The social media company said it will invest more than $1 billion to build its first data center in Asia in Singapore, slated to open in 2022.
The new data center will come up near rival Google’s existing regional data center.
Facebook, a social media and social networking site, was launched by Mark Zuckerberg in 2004 along with some of his Harvard roommates. Almost instantly the site was a hit among its users and grew exponentially across the world. As of August 2018, Facebook has more than two billion users monthly.
Facebook’s large user base has prompted them to expand operations and facilities across the world. South Asia’s young and technology-savvy population has encouraged Silicon Valley tech giants like Google and Facebook to invest in the region.
The recent scandal with Cambridge Analytica has unveiled Facebook’s unethical practices of user data storage outside of the host country. Their expansion into Singapore will be a way to mend their tarnished reputation as the world’s largest social media platform.
Facebook has started a new expansion strategy which focuses on establishing a data center in South and South-East Asia. The new Singapore Data Center will span 170,00sqm m and will “support hundreds of jobs”, the company said in its press release, adding it will form part of its growing presence in Singapore and across the region.
Mr Thomas Furlong, vice president for Infrastructure Data Canters at Facebook, told reporters at the launch event that the new project will create "thousands of construction jobs", while the facility will require "hundreds of operators" ranging from network maintenance to logistics staff. He added that given it is a long-term project, the company is still working out its staffing needs.
Facebook said it chose Singapore for several reasons, including the quality of the city-state's infrastructure and workforce, and its business-friendly environment. The tiny nation has also taken a more relaxed stance on the storage and transfer of data than some other countries in the region such as China and India.
Facebook also touted how the facility will be “hyper-efficient” in terms of the use of water, energy and land. For instance, it will incorporate a liquid cooling technology that will minimise water and power consumption and, according to its testing, can reduce the amount of groundwater used by 20 per cent in climates like Singapore’s.
Facebook’s facility will be located in the west of the island, near where Google is expanding its Singapore data centers in an $850 million investment as mobile growth, e-commerce and cloud computing demand rise across the region.
The facility is expected to open in 2022, depending on the speed of construction. Facebook said in a statement the facility will represent an investment of more than S$1.4 billion ($1 billion).

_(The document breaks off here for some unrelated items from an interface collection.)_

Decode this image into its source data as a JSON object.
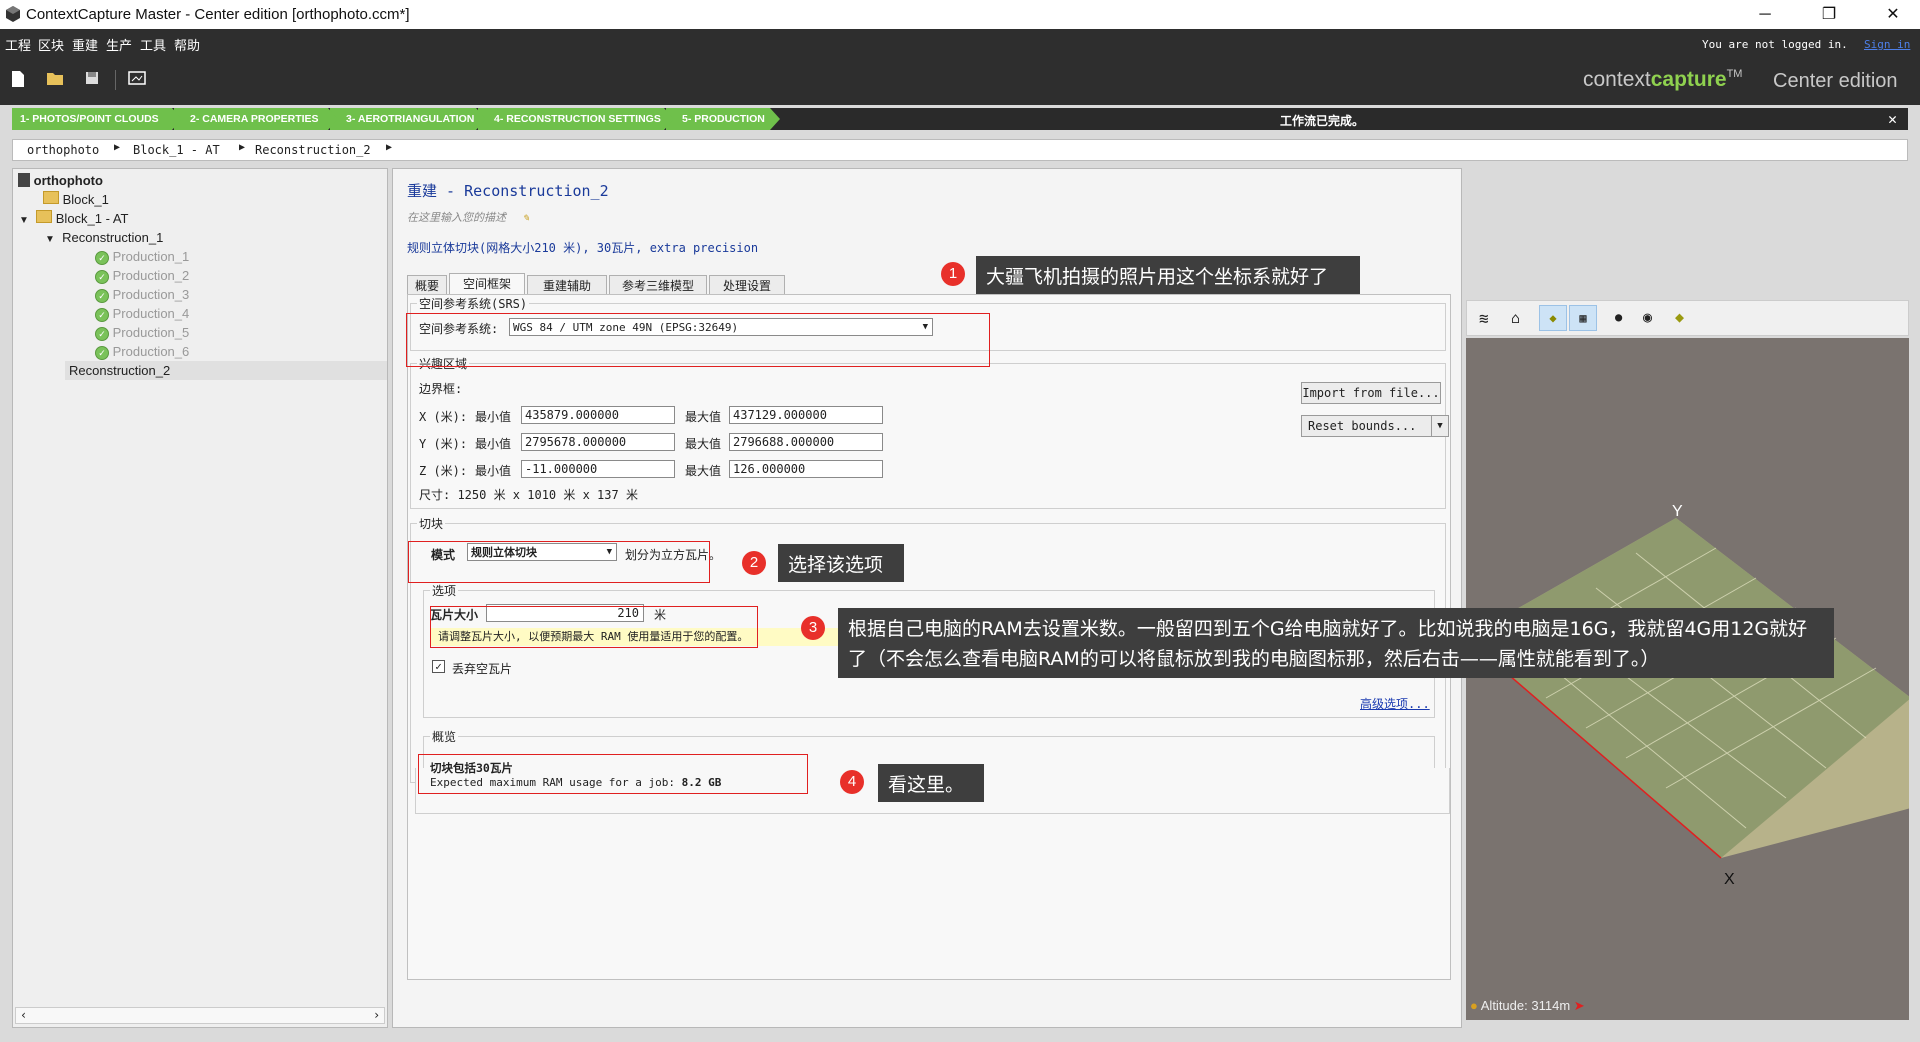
{
  "window": {
    "title": "ContextCapture Master - Center edition [orthophoto.ccm*]"
  },
  "menu": [
    "工程",
    "区块",
    "重建",
    "生产",
    "工具",
    "帮助"
  ],
  "login": {
    "text": "You are not logged in.",
    "link": "Sign in"
  },
  "brand": {
    "context": "context",
    "capture": "capture",
    "tm": "TM",
    "edition": "Center edition"
  },
  "steps": [
    "1- PHOTOS/POINT CLOUDS",
    "2- CAMERA PROPERTIES",
    "3- AEROTRIANGULATION",
    "4- RECONSTRUCTION SETTINGS",
    "5- PRODUCTION"
  ],
  "status": "工作流已完成。",
  "breadcrumb": [
    "orthophoto",
    "Block_1 - AT",
    "Reconstruction_2"
  ],
  "tree": {
    "root": "orthophoto",
    "block1": "Block_1",
    "blockAT": "Block_1 - AT",
    "recon1": "Reconstruction_1",
    "productions": [
      "Production_1",
      "Production_2",
      "Production_3",
      "Production_4",
      "Production_5",
      "Production_6"
    ],
    "recon2": "Reconstruction_2"
  },
  "header": {
    "title_prefix": "重建",
    "title_sep": " - ",
    "title_name": "Reconstruction_2",
    "desc_placeholder": "在这里输入您的描述",
    "summary": "规则立体切块(网格大小210 米), 30瓦片, extra precision"
  },
  "tabs": [
    "概要",
    "空间框架",
    "重建辅助",
    "参考三维模型",
    "处理设置"
  ],
  "srs": {
    "group": "空间参考系统(SRS)",
    "label": "空间参考系统:",
    "value": "WGS 84 / UTM zone 49N (EPSG:32649)"
  },
  "roi": {
    "group": "兴趣区域",
    "bounds_label": "边界框:",
    "rows": [
      {
        "axis": "X (米):",
        "min_label": "最小值",
        "min": "435879.000000",
        "max_label": "最大值",
        "max": "437129.000000"
      },
      {
        "axis": "Y (米):",
        "min_label": "最小值",
        "min": "2795678.000000",
        "max_label": "最大值",
        "max": "2796688.000000"
      },
      {
        "axis": "Z (米):",
        "min_label": "最小值",
        "min": "-11.000000",
        "max_label": "最大值",
        "max": "126.000000"
      }
    ],
    "size": "尺寸: 1250 米 x 1010 米 x 137 米",
    "import_btn": "Import from file...",
    "reset_btn": "Reset bounds..."
  },
  "tiling": {
    "group": "切块",
    "mode_label": "模式",
    "mode_value": "规则立体切块",
    "mode_desc": "划分为立方瓦片。",
    "options_group": "选项",
    "tile_size_label": "瓦片大小",
    "tile_size_value": "210",
    "tile_unit": "米",
    "hint": "请调整瓦片大小, 以便预期最大 RAM 使用量适用于您的配置。",
    "discard_label": "丢弃空瓦片",
    "discard_checked": true,
    "advanced_link": "高级选项..."
  },
  "overview": {
    "group": "概览",
    "line1": "切块包括30瓦片",
    "line2_prefix": "Expected maximum RAM usage for a job: ",
    "line2_value": "8.2 GB"
  },
  "viewer": {
    "altitude_label": "Altitude:",
    "altitude_value": "3114m",
    "axis_x": "X",
    "axis_y": "Y"
  },
  "callouts": [
    {
      "num": "1",
      "text": "大疆飞机拍摄的照片用这个坐标系就好了"
    },
    {
      "num": "2",
      "text": "选择该选项"
    },
    {
      "num": "3",
      "text": "根据自己电脑的RAM去设置米数。一般留四到五个G给电脑就好了。比如说我的电脑是16G，我就留4G用12G就好了（不会怎么查看电脑RAM的可以将鼠标放到我的电脑图标那，然后右击——属性就能看到了。）"
    },
    {
      "num": "4",
      "text": "看这里。"
    }
  ],
  "colors": {
    "step_green": "#6fc04b",
    "accent_blue": "#1a3a9a",
    "callout_red": "#e8302a"
  }
}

Facebook already has a number of data centers in the United States as well as Ireland and Sweden, and it is building a facility in Denmark.

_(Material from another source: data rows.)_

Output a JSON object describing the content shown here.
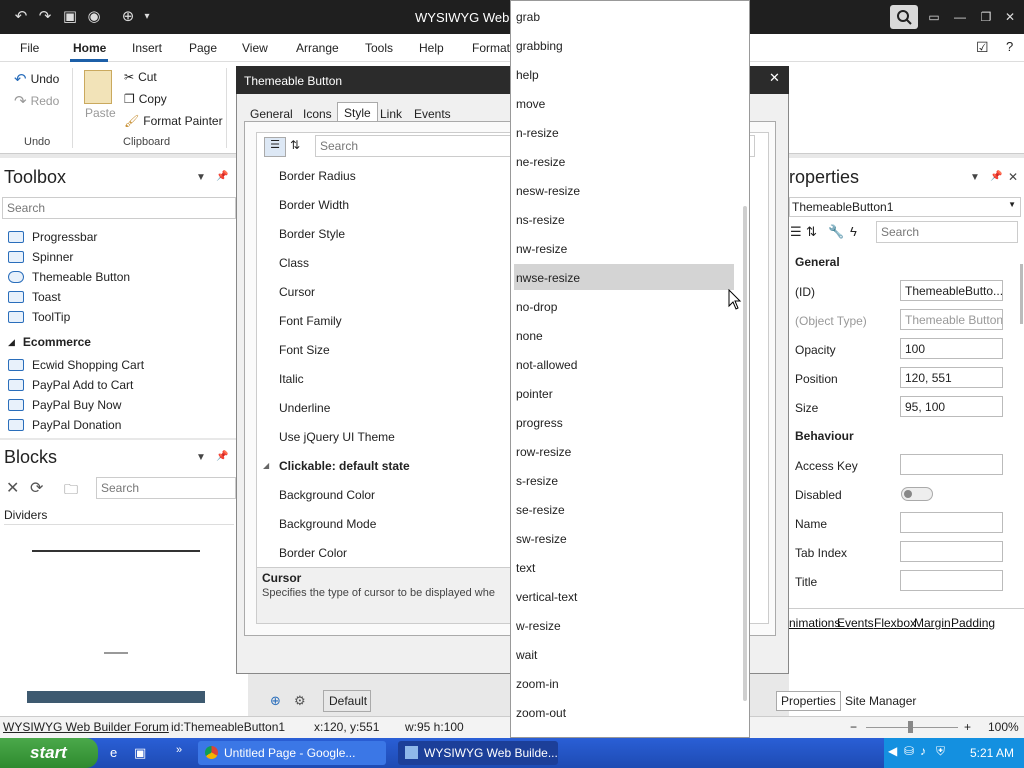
{
  "window": {
    "title": "WYSIWYG Web Bu",
    "search_icon": "search-icon"
  },
  "menu": [
    "File",
    "Home",
    "Insert",
    "Page",
    "View",
    "Arrange",
    "Tools",
    "Help",
    "Format"
  ],
  "ribbon": {
    "undo": "Undo",
    "redo": "Redo",
    "paste": "Paste",
    "cut": "Cut",
    "copy": "Copy",
    "format_painter": "Format Painter",
    "group_undo": "Undo",
    "group_clipboard": "Clipboard"
  },
  "toolbox": {
    "title": "Toolbox",
    "search_placeholder": "Search",
    "items": [
      "Progressbar",
      "Spinner",
      "Themeable Button",
      "Toast",
      "ToolTip"
    ],
    "category": "Ecommerce",
    "ecommerce_items": [
      "Ecwid Shopping Cart",
      "PayPal Add to Cart",
      "PayPal Buy Now",
      "PayPal Donation"
    ]
  },
  "blocks": {
    "title": "Blocks",
    "search_placeholder": "Search",
    "section": "Dividers"
  },
  "dialog": {
    "title": "Themeable Button",
    "tabs": [
      "General",
      "Icons",
      "Style",
      "Link",
      "Events"
    ],
    "search_placeholder": "Search",
    "properties": [
      "Border Radius",
      "Border Width",
      "Border Style",
      "Class",
      "Cursor",
      "Font Family",
      "Font Size",
      "Italic",
      "Underline",
      "Use jQuery UI Theme"
    ],
    "category": "Clickable: default state",
    "category_props": [
      "Background Color",
      "Background Mode",
      "Border Color"
    ],
    "desc_title": "Cursor",
    "desc_text": "Specifies the type of cursor to be displayed whe",
    "bottom_label": "Default"
  },
  "dropdown": {
    "items": [
      "grab",
      "grabbing",
      "help",
      "move",
      "n-resize",
      "ne-resize",
      "nesw-resize",
      "ns-resize",
      "nw-resize",
      "nwse-resize",
      "no-drop",
      "none",
      "not-allowed",
      "pointer",
      "progress",
      "row-resize",
      "s-resize",
      "se-resize",
      "sw-resize",
      "text",
      "vertical-text",
      "w-resize",
      "wait",
      "zoom-in",
      "zoom-out"
    ],
    "selected": "nwse-resize"
  },
  "properties": {
    "title": "roperties",
    "object": "ThemeableButton1",
    "search_placeholder": "Search",
    "general_label": "General",
    "rows": [
      {
        "label": "(ID)",
        "value": "ThemeableButto..."
      },
      {
        "label": "(Object Type)",
        "value": "Themeable Button"
      },
      {
        "label": "Opacity",
        "value": "100"
      },
      {
        "label": "Position",
        "value": "120, 551"
      },
      {
        "label": "Size",
        "value": "95, 100"
      }
    ],
    "behaviour_label": "Behaviour",
    "behaviour_rows": [
      "Access Key",
      "Disabled",
      "Name",
      "Tab Index",
      "Title"
    ],
    "links": [
      "nimations",
      "Events",
      "Flexbox",
      "Margin",
      "Padding"
    ],
    "tabs": [
      "Properties",
      "Site Manager"
    ]
  },
  "status": {
    "forum": "WYSIWYG Web Builder Forum",
    "id": "id:ThemeableButton1",
    "pos": "x:120, y:551",
    "size": "w:95 h:100",
    "zoom": "100%"
  },
  "taskbar": {
    "start": "start",
    "tasks": [
      "Untitled Page - Google...",
      "WYSIWYG Web Builde..."
    ],
    "clock": "5:21 AM"
  }
}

Our assessment is that Facebook is trying to expand into more diverse markets to cater to its large, growing userbase. With over 2 billion actively monthly users, most of them from Asia, it is prudent to expect Facebook to have a presence in the region. We believe that because of Singapore’s tax regulations on data storage, Facebook will be able to continue its operations without meeting administrative hurdles.